I will say this ... Edwards has put together a stellar group of vocalists. I guess if you're going to pay tribute to The Temptations, there are certain "necessities" that have to be there ... including the high soprano / falsetto of Eddie Kendricks, the low-down bass and baritone of Melvin Franklin, and the strong rich tenor voices of David Ruffin, Otis Wilson and Paul Williams. In this regard, he succeeded ... each vocalist displayed their incredible talent and richness of voice where needed. (In fact one of those vocalists is none other than Paul Williams, Jr., a fact I was unaware of until Dennis introduced the group!) Edwards also wisely distributed the lead vocals to the individuals best suited to handle them ... and often took on more of a background role as the material dictated. Without a doubt, each and every man on stage was impressive in their presentation ... it's just a shame that we weren't treated to more of an overall show of the hits ... far too many songs went on for far too long, almost as if they were stretching for time to fill their two hour slot ... and the selection of so many lesser known (and, in some cases, UNKNOWN) material rather than playing up (and paying more attention to) their best known hits left the audience more than a little disappointed. (That's not just MY opinion ... we heard this from several fans leaving the theater on their way back to their cars who were expressing the exact same view.)

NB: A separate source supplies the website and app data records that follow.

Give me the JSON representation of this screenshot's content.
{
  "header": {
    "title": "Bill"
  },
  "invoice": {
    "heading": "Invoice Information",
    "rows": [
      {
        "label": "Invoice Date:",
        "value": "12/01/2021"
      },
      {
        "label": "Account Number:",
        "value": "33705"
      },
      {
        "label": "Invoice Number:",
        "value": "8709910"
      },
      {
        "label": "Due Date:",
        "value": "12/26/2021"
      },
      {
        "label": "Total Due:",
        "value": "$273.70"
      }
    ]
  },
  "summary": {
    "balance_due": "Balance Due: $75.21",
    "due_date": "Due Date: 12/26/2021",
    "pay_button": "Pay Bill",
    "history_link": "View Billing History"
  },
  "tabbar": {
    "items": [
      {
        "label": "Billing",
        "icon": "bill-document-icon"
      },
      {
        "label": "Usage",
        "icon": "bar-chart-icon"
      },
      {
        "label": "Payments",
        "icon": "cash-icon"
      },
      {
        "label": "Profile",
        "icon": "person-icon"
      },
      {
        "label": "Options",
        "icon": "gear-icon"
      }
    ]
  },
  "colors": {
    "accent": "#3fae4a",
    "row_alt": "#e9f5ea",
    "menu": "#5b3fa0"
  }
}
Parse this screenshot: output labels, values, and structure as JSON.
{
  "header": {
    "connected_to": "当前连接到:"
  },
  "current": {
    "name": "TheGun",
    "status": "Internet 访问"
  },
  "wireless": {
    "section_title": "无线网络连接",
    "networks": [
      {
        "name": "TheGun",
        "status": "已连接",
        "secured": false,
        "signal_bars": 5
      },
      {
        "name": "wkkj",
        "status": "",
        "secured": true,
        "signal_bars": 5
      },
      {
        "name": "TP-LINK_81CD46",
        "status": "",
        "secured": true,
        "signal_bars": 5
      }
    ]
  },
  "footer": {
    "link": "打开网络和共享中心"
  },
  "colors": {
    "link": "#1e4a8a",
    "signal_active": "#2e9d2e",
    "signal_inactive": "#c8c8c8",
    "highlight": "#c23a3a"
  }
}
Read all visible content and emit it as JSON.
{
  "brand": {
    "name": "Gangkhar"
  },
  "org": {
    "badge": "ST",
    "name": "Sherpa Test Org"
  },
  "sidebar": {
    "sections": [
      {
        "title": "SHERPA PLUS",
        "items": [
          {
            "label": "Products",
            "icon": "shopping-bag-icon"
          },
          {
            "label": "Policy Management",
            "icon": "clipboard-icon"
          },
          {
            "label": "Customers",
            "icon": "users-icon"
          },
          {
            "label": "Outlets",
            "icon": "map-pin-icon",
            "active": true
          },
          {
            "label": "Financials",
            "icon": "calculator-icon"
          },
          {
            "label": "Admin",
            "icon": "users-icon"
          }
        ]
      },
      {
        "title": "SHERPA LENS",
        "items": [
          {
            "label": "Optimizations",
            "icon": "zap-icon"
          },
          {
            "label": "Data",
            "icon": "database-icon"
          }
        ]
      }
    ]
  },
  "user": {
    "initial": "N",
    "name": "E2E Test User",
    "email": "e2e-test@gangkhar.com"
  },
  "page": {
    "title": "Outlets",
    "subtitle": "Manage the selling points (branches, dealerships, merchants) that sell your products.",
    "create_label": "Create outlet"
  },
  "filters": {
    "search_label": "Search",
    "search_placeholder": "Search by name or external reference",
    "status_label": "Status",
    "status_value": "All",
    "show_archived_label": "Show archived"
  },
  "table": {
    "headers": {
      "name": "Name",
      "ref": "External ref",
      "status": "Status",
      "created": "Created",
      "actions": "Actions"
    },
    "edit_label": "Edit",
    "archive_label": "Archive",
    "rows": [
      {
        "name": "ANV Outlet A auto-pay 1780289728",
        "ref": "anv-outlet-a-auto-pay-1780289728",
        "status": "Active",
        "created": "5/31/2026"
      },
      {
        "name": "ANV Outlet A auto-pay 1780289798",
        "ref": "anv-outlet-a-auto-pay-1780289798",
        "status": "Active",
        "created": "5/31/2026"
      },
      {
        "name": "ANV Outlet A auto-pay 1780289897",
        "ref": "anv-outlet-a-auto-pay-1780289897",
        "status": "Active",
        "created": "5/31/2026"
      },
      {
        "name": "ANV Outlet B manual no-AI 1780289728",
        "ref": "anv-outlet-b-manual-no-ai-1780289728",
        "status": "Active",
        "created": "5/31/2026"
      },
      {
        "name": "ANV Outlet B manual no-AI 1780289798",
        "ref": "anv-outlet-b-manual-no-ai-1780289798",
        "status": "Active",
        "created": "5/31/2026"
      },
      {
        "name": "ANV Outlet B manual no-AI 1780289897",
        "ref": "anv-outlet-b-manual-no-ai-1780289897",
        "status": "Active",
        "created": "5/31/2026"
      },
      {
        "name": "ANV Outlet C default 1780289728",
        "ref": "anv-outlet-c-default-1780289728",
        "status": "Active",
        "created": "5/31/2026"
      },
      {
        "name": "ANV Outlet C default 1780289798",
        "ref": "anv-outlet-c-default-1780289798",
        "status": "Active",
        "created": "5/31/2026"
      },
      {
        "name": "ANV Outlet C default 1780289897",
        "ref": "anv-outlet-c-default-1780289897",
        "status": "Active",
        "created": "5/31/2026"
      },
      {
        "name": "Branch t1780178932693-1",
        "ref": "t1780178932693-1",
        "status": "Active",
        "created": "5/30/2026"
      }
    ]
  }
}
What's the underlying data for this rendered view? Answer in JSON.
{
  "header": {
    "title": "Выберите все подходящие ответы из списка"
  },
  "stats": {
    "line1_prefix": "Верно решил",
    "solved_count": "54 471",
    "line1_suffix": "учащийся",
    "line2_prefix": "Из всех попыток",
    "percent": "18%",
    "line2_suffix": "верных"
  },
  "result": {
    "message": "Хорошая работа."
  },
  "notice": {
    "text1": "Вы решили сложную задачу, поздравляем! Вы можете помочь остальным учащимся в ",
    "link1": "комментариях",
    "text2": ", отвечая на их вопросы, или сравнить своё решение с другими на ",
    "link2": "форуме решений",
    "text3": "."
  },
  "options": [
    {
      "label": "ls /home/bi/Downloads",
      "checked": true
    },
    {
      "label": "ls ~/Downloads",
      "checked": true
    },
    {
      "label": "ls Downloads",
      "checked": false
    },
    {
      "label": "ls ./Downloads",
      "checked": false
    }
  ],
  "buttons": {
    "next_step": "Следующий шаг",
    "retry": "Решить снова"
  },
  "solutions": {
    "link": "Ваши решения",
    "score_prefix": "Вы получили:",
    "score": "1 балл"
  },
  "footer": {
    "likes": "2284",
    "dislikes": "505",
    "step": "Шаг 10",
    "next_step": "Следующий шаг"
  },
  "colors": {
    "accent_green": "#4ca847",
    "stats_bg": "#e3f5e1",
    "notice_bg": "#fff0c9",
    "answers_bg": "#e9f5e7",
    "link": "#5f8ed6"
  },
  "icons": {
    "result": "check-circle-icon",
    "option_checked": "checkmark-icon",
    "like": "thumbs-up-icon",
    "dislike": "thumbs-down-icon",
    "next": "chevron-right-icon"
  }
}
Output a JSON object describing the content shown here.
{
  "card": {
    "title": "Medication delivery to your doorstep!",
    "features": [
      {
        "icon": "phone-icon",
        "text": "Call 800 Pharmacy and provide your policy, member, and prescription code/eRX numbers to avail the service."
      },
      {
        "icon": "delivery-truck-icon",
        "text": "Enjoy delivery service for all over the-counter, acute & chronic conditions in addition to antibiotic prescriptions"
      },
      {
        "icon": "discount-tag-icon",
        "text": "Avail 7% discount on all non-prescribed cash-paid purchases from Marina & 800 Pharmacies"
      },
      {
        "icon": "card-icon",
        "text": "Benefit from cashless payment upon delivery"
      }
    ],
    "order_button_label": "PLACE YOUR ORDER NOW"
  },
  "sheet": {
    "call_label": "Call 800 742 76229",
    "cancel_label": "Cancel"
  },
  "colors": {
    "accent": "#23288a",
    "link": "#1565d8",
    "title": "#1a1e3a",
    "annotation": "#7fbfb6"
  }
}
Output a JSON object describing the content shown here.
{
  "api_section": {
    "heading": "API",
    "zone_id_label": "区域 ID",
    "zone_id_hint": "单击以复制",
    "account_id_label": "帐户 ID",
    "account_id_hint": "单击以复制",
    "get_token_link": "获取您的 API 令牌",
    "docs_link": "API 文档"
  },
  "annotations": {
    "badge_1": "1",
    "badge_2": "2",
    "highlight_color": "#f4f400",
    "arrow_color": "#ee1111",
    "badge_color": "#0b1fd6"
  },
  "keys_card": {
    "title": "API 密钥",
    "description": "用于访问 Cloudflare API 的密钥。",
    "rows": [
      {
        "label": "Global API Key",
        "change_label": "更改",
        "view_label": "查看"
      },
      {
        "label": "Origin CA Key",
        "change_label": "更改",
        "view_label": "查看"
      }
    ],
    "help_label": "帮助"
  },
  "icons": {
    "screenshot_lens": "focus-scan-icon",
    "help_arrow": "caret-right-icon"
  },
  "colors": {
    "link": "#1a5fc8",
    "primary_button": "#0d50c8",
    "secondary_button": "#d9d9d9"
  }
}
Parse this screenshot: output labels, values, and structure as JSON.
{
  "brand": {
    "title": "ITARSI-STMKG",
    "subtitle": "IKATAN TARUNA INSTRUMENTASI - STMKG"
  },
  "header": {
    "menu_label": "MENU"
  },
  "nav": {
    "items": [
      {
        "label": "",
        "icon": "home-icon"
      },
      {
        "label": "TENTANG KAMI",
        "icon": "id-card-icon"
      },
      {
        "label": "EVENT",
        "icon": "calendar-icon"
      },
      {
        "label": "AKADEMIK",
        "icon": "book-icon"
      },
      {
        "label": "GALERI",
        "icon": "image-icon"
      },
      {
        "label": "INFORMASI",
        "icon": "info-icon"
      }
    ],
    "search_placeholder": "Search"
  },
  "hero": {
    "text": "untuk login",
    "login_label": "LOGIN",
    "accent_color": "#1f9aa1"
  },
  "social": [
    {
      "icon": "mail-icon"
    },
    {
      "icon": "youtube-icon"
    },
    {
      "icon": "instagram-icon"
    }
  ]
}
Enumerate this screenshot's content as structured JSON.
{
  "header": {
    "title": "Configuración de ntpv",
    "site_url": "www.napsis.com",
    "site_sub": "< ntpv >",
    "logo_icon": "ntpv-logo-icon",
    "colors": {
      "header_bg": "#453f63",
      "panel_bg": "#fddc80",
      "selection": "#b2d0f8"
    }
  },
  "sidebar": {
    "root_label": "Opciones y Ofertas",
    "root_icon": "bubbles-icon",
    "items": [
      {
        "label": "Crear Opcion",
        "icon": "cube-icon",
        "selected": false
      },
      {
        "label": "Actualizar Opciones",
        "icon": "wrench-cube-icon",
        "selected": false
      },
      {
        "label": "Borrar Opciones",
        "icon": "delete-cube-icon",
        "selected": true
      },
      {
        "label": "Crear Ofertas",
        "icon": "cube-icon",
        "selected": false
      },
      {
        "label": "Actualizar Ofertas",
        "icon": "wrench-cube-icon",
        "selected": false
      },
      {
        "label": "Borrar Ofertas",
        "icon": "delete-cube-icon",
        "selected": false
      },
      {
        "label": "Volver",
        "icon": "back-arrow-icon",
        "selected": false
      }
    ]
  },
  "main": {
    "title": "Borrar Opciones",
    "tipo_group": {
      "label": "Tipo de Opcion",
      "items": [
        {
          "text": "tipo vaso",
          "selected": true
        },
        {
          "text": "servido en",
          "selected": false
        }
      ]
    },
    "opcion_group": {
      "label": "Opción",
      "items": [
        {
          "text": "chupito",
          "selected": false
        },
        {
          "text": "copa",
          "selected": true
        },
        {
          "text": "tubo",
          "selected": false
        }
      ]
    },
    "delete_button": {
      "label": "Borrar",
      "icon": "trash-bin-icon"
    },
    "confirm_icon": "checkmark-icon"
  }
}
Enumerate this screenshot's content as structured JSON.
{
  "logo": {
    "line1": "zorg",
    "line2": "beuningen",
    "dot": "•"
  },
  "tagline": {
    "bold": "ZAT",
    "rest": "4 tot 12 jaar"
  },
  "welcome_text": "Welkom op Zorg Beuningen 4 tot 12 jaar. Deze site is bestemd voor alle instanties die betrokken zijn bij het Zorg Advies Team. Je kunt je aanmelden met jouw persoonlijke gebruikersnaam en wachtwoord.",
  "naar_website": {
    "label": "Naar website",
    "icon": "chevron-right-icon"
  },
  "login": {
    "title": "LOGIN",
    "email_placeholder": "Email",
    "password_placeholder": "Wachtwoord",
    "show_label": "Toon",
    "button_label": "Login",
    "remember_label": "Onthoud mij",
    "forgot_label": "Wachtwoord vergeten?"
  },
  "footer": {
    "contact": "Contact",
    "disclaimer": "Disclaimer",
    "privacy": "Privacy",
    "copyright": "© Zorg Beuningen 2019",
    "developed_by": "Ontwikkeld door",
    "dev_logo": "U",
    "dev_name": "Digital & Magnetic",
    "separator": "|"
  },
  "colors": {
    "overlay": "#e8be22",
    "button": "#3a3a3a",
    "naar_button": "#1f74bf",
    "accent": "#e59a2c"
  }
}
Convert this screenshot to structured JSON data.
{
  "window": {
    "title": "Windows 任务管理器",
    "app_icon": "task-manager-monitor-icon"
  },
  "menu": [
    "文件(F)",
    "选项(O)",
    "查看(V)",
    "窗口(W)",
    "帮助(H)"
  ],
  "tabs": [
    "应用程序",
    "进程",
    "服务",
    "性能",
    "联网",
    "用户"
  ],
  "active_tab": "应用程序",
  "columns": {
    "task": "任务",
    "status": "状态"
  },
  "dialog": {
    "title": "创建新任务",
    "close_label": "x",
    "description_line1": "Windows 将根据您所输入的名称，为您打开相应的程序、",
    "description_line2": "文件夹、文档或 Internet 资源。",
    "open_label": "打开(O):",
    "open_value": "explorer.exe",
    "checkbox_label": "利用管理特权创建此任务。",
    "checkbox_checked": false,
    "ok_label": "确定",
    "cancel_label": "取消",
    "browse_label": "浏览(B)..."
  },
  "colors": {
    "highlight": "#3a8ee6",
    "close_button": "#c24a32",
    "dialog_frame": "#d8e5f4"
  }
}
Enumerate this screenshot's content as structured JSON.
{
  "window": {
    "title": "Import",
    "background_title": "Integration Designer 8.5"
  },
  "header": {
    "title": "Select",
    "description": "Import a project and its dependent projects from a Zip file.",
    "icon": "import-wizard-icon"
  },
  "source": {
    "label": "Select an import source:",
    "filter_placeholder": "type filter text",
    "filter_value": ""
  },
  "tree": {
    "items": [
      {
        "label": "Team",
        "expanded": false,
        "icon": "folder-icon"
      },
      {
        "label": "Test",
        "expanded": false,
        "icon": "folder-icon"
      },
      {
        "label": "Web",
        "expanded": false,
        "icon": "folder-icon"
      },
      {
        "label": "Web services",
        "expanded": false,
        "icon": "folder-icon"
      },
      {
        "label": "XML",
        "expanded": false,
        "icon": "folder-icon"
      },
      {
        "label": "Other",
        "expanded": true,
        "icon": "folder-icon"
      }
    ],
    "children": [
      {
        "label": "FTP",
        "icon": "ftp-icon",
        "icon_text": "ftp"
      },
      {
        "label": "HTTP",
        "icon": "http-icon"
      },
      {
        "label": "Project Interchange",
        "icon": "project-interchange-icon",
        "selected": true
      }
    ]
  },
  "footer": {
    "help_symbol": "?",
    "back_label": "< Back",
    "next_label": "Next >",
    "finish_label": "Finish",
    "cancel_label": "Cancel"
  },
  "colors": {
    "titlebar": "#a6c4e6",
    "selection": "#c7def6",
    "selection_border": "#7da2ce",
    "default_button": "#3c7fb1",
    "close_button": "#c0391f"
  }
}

Frannie was able to grab a couple of shots of Dennis Edwards and Paul Williams, Jr., shaking hands
with their fans at the end of the show. (That's her marquee shot up at the top of this piece, too)
Overall Concert Review (on a scale of 1 - 10) : 5
My understanding is that The Temptations are headed to Broadway for a two week string of performances with The Four Tops (who, sadly, are also missing their original lead singer). Ironically, they'll be competing with "Motown: The Musical" playing right up the street.
Perhaps in this configuration, each band will be forced to play a pared-down set of music, thus concentrating on giving the audience the very best of their best material. I hope so ... it will make for a far more enjoyable show.